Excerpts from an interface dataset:
★ ★ ★ ★ ★

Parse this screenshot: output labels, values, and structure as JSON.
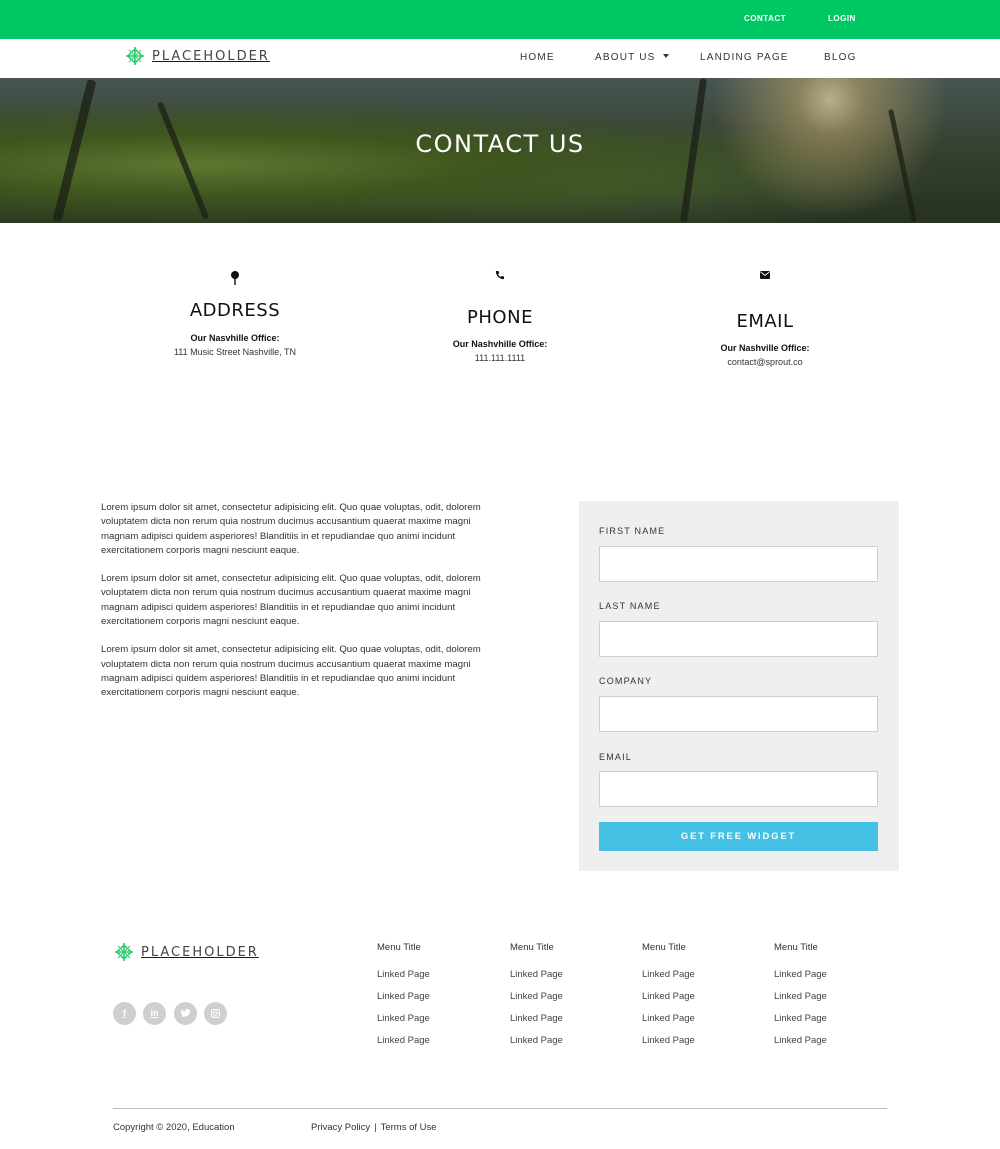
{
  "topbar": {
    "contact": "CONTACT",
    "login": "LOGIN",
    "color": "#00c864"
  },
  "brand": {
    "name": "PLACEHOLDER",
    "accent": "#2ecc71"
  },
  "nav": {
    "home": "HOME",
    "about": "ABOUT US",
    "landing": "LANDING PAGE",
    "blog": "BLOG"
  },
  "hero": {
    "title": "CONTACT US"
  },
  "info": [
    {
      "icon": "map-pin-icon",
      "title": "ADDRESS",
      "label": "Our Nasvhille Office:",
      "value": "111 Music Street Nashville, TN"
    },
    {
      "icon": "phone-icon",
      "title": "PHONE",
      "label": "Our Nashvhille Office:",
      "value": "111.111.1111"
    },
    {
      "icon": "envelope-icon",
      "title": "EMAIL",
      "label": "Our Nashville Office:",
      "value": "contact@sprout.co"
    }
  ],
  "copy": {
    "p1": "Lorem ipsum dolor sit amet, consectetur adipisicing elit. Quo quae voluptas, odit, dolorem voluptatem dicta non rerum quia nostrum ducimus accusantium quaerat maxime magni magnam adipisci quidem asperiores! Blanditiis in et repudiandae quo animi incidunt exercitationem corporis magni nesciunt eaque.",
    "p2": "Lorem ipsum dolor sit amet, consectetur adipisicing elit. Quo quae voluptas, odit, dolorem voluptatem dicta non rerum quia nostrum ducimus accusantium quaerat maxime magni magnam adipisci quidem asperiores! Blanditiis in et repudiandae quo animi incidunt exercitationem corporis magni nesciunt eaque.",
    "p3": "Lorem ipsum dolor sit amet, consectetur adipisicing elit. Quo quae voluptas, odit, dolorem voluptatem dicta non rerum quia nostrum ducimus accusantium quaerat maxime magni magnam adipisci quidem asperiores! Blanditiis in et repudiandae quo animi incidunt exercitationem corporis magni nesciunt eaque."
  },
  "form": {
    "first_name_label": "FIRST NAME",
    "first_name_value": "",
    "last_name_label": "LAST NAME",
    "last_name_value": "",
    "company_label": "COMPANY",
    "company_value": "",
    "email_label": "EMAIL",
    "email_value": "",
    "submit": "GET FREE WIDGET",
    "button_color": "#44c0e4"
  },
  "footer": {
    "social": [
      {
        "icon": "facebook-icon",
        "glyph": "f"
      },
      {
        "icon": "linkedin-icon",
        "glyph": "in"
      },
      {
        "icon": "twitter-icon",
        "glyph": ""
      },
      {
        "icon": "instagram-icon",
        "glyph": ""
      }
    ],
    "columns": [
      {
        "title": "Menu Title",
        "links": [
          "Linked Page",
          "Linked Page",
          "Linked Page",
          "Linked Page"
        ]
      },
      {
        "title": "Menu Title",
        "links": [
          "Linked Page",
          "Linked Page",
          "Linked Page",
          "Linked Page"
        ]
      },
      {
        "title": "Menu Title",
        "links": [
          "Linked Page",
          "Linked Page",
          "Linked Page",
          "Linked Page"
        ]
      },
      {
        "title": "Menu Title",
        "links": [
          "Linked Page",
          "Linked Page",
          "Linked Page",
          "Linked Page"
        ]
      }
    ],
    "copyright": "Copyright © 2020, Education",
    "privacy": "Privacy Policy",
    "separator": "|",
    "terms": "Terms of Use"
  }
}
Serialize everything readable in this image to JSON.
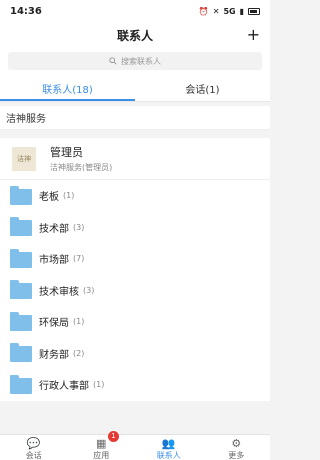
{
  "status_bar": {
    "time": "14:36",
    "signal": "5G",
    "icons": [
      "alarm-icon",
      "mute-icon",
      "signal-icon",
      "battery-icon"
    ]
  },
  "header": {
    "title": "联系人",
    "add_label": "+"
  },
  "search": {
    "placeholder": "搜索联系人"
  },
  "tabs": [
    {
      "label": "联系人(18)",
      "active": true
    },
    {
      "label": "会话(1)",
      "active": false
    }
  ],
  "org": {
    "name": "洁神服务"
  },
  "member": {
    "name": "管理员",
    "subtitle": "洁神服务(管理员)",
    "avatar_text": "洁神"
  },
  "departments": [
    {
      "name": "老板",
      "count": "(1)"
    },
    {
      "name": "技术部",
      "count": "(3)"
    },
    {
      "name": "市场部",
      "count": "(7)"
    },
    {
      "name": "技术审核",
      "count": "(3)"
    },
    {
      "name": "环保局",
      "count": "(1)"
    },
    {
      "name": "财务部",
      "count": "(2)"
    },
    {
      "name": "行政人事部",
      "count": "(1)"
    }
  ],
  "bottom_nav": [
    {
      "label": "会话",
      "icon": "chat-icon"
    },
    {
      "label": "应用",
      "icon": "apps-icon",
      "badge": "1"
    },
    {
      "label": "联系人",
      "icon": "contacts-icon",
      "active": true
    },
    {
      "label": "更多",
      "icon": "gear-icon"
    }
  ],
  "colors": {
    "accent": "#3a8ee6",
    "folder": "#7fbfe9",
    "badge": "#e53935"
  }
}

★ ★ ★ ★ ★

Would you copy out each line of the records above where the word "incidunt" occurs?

    "p1": "Lorem ipsum dolor sit amet, consectetur adipisicing elit. Quo quae voluptas, odit, dolorem voluptatem dicta non rerum quia nostrum ducimus accusantium quaerat maxime magni magnam adipisci quidem asperiores! Blanditiis in et repudiandae quo animi incidunt exercitationem corporis magni nesciunt eaque.",
    "p2": "Lorem ipsum dolor sit amet, consectetur adipisicing elit. Quo quae voluptas, odit, dolorem voluptatem dicta non rerum quia nostrum ducimus accusantium quaerat maxime magni magnam adipisci quidem asperiores! Blanditiis in et repudiandae quo animi incidunt exercitationem corporis magni nesciunt eaque.",
    "p3": "Lorem ipsum dolor sit amet, consectetur adipisicing elit. Quo quae voluptas, odit, dolorem voluptatem dicta non rerum quia nostrum ducimus accusantium quaerat maxime magni magnam adipisci quidem asperiores! Blanditiis in et repudiandae quo animi incidunt exercitationem corporis magni nesciunt eaque."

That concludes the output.